Because we wanted to predict survival at the moment the patient presents with a spinal metastasis requiring therapy (either surgery, radiation therapy, or a combination of both), we did not include the response to radiation therapy as has been described before.8 Furthermore, patients who were not referred for radiation therapy are not represented. We assume that these are not the patients who would be surgical candidates. Either they are asymptomatic or they are symptomatic but their clinical condition precludes referral for radiation therapy. All other patients are referred for radiation therapy. More recently, such patients also will be referred for surgical therapy. In our department, all surgical candidates will undergo postoperative radiation therapy. Therefore, we do not assume that the nonrepresented patients will have a significant impact on the predicted survival of the patients who are possible surgical candidates.

Finally, we emphasize that this approach only estimates the survival of any individual patient. The wide 95% CIs, particularly with poorer prognoses, indicate great caution in interpreting these results. We assume that the results of the ongoing study to test the external validity will make the attitude toward this approach less conservative.

The possibility of estimating the survival of each separate patient either by point estimate or 95% CIs has to our knowledge not been described to date. This possibility is of great importance to every spinal surgeon or radiation oncologist. Each of the variables within the prediction model should be known when the patient is referred. Without the expertise and personal judgment of a medical oncologist, a reliable estimation of the survival rate of the patient can be made. If surgery is technically and emotionally feasible, the expected survival is the most important variable. The predictive ability was estimated. Based on the Rmath image and c-index, the model does appear to predict survival reasonably well.23 Finally, the estimation of survival can be performed within a few minutes. We currently are working on a model that can be consulted on the Internet (available at URL:

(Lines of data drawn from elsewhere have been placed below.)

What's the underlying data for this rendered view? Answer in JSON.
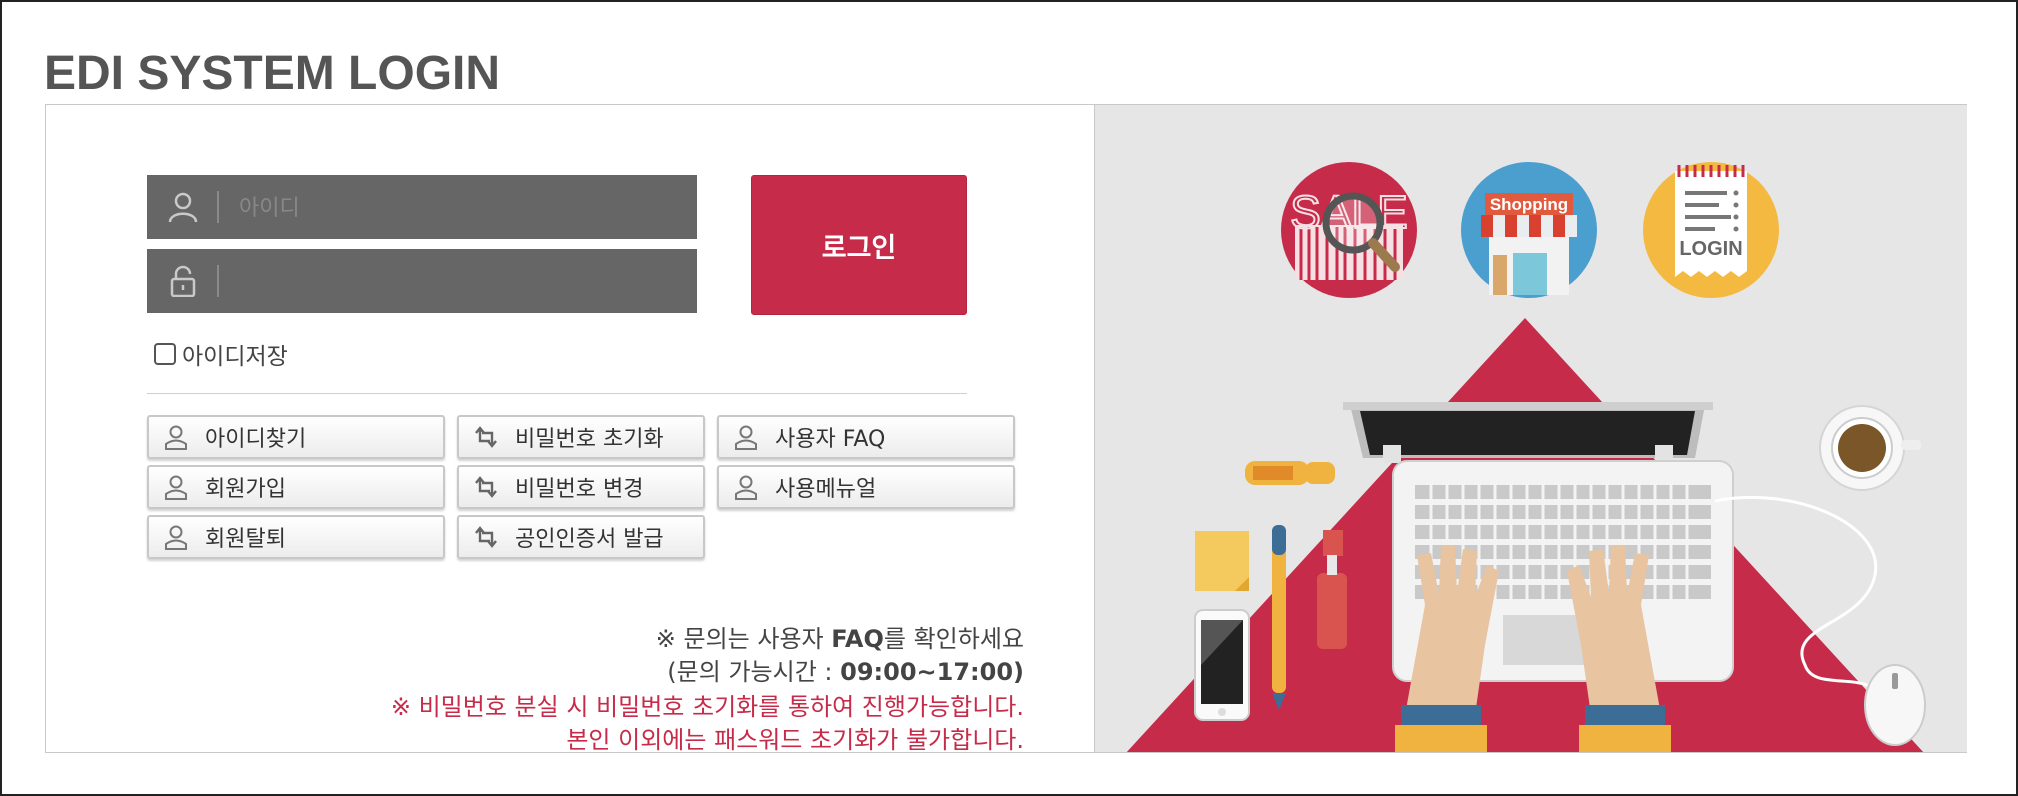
{
  "page_title": "EDI SYSTEM LOGIN",
  "login_form": {
    "id_placeholder": "아이디",
    "password_placeholder": "",
    "login_button": "로그인",
    "save_id_label": "아이디저장",
    "save_id_checked": false
  },
  "links": {
    "find_id": "아이디찾기",
    "reset_password": "비밀번호 초기화",
    "user_faq": "사용자 FAQ",
    "sign_up": "회원가입",
    "change_password": "비밀번호 변경",
    "user_manual": "사용메뉴얼",
    "withdraw": "회원탈퇴",
    "issue_certificate": "공인인증서 발급"
  },
  "notices": {
    "faq_prefix": "※ 문의는 사용자 ",
    "faq_strong": "FAQ",
    "faq_suffix": "를 확인하세요",
    "hours_prefix": "(문의 가능시간 : ",
    "hours_value": "09:00~17:00)",
    "lost_password_line1": "※ 비밀번호 분실 시 비밀번호 초기화를 통하여 진행가능합니다.",
    "lost_password_line2": "본인 이외에는 패스워드 초기화가 불가합니다."
  },
  "illustration": {
    "sale_text": "SALE",
    "shopping_text": "Shopping",
    "login_text": "LOGIN"
  },
  "colors": {
    "accent": "#c62c49",
    "field_bg": "#666666",
    "illustration_bg": "#e6e6e6"
  }
}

We thank Mrs. Lynda Gerdsen, Drury DCR (R), for revising the text with regard to style and English grammar.